─── Provided information

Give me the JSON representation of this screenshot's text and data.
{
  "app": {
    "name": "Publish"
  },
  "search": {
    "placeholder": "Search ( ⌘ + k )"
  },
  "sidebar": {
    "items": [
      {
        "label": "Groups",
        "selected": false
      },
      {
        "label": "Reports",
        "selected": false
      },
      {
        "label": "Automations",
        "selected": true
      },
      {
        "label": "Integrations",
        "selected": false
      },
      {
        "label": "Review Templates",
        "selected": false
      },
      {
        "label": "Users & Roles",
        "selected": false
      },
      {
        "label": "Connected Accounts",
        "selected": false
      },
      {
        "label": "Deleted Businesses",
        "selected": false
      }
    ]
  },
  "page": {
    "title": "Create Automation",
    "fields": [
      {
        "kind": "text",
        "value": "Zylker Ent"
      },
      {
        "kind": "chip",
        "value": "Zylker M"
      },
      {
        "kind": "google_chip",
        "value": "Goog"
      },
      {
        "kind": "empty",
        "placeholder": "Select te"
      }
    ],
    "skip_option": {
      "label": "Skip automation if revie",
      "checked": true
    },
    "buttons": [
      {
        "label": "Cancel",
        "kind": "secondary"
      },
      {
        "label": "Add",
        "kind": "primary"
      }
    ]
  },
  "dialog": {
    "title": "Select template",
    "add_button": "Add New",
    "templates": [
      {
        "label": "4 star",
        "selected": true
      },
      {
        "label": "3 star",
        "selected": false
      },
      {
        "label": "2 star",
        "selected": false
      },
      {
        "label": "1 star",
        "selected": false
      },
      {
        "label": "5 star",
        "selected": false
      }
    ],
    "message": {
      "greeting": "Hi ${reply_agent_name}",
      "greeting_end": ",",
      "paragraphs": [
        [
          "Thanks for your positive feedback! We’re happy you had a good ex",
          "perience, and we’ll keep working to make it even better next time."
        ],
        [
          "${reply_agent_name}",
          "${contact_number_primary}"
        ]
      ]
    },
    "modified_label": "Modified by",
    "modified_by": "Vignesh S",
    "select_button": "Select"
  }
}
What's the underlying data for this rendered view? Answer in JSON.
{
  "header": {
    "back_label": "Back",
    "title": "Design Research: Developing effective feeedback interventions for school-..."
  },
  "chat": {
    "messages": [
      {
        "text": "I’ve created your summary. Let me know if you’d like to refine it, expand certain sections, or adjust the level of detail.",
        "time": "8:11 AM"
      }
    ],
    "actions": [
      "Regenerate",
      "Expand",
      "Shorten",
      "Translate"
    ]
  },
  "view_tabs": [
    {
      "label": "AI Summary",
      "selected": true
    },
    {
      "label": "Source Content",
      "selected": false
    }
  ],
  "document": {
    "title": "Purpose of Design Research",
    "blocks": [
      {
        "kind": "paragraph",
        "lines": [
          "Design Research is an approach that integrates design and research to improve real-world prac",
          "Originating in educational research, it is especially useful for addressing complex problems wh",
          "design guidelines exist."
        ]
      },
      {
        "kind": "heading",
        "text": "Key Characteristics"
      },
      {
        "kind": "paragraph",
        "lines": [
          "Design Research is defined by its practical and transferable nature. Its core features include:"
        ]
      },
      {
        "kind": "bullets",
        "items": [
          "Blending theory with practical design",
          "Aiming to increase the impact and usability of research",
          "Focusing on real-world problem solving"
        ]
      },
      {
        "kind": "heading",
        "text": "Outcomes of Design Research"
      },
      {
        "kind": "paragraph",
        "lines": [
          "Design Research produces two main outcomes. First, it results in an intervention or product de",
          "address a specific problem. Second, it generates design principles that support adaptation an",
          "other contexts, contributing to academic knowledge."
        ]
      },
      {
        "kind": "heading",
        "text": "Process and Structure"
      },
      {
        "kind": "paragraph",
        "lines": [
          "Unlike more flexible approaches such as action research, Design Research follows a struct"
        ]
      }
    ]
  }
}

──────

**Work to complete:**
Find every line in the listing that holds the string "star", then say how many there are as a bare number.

**Expected answer:**
5